Travel: Scotland in a campervan
by little red pen
29 April: Edinburgh | Glasgow | Stonehaven
A day of logistics. Travel by taxi, train, and foot. Lots of luggage, seven people, two campervans, and slightly out-of-date satnav systems. We camped in Stonehaven, on the road beside the beach.
- our first ready meals (surprisingly really not too bad)
- tucking up in camp beds for the night
- a night-time symphony of boy racers and trumpets on the beach (random, I know), mingled with the steady swoosh of the sea
- a cold, “invigorating” morning shower in the campervan.
30 April: Stonehaven | Aberchirder | Ordiquill | Knock | Nairn
After a bit of a run in the playground, we set off to Aberchirder. Back roads made for a slow and nerve-wracking drive, but we got to Aberchirder in time for a late pub lunch.

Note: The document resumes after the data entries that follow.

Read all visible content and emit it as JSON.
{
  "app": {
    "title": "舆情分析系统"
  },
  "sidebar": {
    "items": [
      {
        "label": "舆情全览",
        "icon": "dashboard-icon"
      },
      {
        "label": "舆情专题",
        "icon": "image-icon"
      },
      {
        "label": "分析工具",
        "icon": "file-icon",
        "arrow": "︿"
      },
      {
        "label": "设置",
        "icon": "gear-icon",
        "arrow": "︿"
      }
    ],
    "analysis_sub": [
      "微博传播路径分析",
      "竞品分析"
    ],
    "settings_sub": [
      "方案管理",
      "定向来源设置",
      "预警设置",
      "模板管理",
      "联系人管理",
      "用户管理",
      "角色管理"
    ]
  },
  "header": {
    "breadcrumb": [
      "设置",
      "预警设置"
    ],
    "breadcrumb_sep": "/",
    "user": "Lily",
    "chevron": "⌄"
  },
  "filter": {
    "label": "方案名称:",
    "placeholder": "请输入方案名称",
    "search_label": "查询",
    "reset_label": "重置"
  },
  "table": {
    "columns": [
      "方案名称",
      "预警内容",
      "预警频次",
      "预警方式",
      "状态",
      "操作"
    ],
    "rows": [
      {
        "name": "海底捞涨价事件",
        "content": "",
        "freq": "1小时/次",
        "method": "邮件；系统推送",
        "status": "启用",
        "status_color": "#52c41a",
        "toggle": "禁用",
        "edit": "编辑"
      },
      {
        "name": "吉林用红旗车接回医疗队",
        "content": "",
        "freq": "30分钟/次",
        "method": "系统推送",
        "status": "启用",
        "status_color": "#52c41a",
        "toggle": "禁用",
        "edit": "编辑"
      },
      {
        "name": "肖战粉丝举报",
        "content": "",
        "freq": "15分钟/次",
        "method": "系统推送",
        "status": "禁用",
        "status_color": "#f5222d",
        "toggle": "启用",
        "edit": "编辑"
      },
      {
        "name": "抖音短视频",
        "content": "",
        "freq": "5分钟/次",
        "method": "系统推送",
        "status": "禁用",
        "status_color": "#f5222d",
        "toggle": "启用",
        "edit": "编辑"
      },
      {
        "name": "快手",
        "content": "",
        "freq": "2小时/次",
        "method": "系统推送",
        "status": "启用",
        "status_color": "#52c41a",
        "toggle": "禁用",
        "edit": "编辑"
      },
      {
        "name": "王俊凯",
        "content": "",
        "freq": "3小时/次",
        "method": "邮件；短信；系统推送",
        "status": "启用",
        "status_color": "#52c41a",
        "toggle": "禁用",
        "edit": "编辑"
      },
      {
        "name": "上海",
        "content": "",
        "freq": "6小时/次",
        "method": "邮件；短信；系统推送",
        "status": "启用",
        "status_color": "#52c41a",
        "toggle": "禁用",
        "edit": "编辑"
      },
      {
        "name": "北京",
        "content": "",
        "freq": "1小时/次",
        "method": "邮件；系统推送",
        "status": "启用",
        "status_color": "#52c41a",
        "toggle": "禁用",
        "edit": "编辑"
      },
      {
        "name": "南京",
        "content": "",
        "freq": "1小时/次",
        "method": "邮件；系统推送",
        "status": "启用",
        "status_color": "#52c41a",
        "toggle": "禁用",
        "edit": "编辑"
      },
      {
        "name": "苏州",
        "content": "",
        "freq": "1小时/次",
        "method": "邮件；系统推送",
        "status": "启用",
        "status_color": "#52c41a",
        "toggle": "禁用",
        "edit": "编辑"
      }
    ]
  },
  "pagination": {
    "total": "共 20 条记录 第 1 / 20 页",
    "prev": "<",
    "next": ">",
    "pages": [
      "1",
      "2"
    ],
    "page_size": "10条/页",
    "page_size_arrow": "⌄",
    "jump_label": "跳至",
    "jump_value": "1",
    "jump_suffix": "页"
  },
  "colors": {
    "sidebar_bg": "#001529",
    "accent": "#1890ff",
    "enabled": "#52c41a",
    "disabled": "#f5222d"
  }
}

We walked up and down the main street and found what might have been Dad’s grandfather’s inn — only it didn’t have the requisite three storeys, just the right name. Everyone we spoke to said that Aberchirder is struggling; almost all the shops have closed, and the streets have a drear, deserted feel. Better was the old cemetery at Ordiquill — a quiet resting place with a fair collection of Wilsons and a good view of Knock Hill.
We made it to Nairn for the night. Nairn is a pretty town, with an attractive fishing harbour and a good beach. The camping ground manages to be positioned between the two, without taking advantage of either. Evening walk saved by nesting birds and a heron, grey as a wish in the falling night.
1 May: Nairn | Culloden | Balmacara
To Culloden this morning, a boggy, bare, windswept battlefield dotted with stone memorials and with rows of red and blue flags showing the front lines of the English and Jacobite armies. Saw skylarks and pied wagtails, and had a moment of solidarity with Highland cows. I know what it’s like to look out on the world from beneath a sweep of red hair.
We talked to a guide about the family story: a farmer and cattle drover from Knock tied to a cannon wheel and forced to show Cumberland’s army a route to Inverness. So hard to know how to read this — as betrayal or tragedy, cowardice or a missed opportunity. What was he thinking? What calculations, balances of loyalty, concern for his family, political affiliation, fear, anger, disgust did he have to weigh? What of this story has seeped into our family blood? Where does it come out?
We headed for Skye after that, but called it quits at Balmacara, where the late sun shone on a perfect little camping ground — white buildings with tiled and wooden bathrooms, hand-painted signs, a kind and thoughtful warden, trees, grass, and the long, hill-ranged loch across the road.
2 May: Balmacara | Skye | Sligachan
Rain. And wind. Good lunch, but.
3 May: Sligachan | Lagganbeg
Another long day of navigating very narrow roads and small towns, driving through highland passes and along lochs to Luss. No sites available there, so we continued to Lagganbeg.
Everyone well over campervanning by now, but the rain did stop in the evening and our highland blanket is cheering. Beautiful landscapes.
4 May: Lagganbeg | Glasgow | Edinburgh | London
Um, yes. Punctured a tyre driving out of the campsite. Long negotiations with the hire company and the rest of the family, who were on the way to our 1pm train from Edinburgh to London. Ditched the campervan and took a taxi to Glasgow. Have never been more relieved to drive away from something in my life. Detours on the way to get cash and figure out where we were going. Swift transfer to another taxi. Tense and proficient drive to Edinburgh, including roadworks. Cost = gulp. Arrived at station with six minutes to spare. Everyone made it onto the train. Long journey to London. Flat above a pub and a bit inadequate.